• Action item
From the entries below, say how many lines carry the word "JSON", and give nothing but the number.

• Provided records
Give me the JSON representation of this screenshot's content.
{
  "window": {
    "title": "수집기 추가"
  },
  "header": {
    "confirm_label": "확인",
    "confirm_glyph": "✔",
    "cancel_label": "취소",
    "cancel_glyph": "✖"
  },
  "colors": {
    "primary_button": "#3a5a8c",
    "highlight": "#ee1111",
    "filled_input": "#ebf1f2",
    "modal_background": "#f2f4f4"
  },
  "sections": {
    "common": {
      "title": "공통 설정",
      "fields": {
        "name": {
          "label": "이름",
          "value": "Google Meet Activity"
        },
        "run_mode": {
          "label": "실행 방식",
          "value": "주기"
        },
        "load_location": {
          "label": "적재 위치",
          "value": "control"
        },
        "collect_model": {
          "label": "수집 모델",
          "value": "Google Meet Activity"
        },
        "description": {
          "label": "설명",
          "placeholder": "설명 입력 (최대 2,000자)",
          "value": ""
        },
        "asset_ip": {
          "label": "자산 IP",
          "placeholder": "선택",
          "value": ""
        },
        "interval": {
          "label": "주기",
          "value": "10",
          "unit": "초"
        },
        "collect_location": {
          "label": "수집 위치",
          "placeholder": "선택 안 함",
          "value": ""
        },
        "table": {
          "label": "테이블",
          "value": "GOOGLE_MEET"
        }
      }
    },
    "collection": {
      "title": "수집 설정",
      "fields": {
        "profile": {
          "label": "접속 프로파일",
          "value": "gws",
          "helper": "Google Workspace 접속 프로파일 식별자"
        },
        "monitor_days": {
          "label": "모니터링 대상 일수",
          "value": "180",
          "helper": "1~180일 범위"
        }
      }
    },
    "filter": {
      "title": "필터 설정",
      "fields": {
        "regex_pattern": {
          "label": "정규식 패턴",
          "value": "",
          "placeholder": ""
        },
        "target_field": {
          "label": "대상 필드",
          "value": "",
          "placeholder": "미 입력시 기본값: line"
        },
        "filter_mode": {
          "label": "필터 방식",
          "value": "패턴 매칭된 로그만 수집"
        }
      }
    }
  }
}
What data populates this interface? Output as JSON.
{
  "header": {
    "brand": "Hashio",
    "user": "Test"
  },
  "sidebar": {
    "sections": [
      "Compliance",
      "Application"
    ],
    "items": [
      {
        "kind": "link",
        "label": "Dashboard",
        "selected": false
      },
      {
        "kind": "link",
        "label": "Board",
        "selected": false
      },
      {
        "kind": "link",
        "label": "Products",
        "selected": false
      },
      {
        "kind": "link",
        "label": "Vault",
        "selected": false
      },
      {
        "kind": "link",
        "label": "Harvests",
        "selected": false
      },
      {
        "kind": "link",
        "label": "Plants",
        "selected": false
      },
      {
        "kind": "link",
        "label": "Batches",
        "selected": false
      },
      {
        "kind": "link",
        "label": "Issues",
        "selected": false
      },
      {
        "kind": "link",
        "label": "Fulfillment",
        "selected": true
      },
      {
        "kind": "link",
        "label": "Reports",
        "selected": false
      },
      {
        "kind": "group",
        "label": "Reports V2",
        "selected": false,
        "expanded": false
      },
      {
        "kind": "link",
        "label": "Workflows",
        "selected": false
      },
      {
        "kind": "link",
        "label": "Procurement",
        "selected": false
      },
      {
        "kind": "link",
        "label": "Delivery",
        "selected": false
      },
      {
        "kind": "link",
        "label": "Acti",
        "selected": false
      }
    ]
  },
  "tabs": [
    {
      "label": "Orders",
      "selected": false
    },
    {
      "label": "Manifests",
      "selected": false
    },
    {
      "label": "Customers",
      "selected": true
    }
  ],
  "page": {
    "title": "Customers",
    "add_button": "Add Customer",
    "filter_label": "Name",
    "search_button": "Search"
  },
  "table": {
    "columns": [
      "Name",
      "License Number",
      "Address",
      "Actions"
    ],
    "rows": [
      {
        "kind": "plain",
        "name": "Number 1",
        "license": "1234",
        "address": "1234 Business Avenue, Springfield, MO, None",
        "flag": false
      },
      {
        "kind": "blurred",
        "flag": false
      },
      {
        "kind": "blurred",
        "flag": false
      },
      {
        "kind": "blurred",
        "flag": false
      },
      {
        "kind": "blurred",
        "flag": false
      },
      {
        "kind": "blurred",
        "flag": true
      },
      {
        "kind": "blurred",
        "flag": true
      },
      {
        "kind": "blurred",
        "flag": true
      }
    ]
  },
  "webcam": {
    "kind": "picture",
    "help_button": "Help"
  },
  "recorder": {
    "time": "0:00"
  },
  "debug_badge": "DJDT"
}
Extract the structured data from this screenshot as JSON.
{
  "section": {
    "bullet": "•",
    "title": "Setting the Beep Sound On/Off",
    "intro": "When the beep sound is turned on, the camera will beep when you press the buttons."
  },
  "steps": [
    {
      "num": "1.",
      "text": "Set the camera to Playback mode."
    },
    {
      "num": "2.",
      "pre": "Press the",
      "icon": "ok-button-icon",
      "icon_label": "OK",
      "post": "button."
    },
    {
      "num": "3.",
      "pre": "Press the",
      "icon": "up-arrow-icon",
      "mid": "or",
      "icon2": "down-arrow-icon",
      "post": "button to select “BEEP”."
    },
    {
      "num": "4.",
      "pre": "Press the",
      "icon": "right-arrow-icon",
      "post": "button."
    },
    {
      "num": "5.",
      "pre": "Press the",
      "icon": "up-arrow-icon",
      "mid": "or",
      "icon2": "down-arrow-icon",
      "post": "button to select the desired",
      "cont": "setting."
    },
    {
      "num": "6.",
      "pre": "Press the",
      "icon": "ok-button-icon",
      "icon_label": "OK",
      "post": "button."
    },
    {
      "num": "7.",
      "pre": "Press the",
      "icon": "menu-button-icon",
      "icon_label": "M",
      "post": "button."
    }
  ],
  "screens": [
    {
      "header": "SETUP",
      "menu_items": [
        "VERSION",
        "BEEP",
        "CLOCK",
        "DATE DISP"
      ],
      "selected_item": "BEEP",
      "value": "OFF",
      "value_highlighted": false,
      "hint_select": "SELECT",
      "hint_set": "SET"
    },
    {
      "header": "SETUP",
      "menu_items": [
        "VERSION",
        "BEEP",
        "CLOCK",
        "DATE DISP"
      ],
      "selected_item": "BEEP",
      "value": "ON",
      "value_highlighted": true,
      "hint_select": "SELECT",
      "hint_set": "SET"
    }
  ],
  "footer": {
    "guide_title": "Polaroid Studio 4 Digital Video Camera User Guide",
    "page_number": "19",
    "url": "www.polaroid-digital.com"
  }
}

• Written reply
3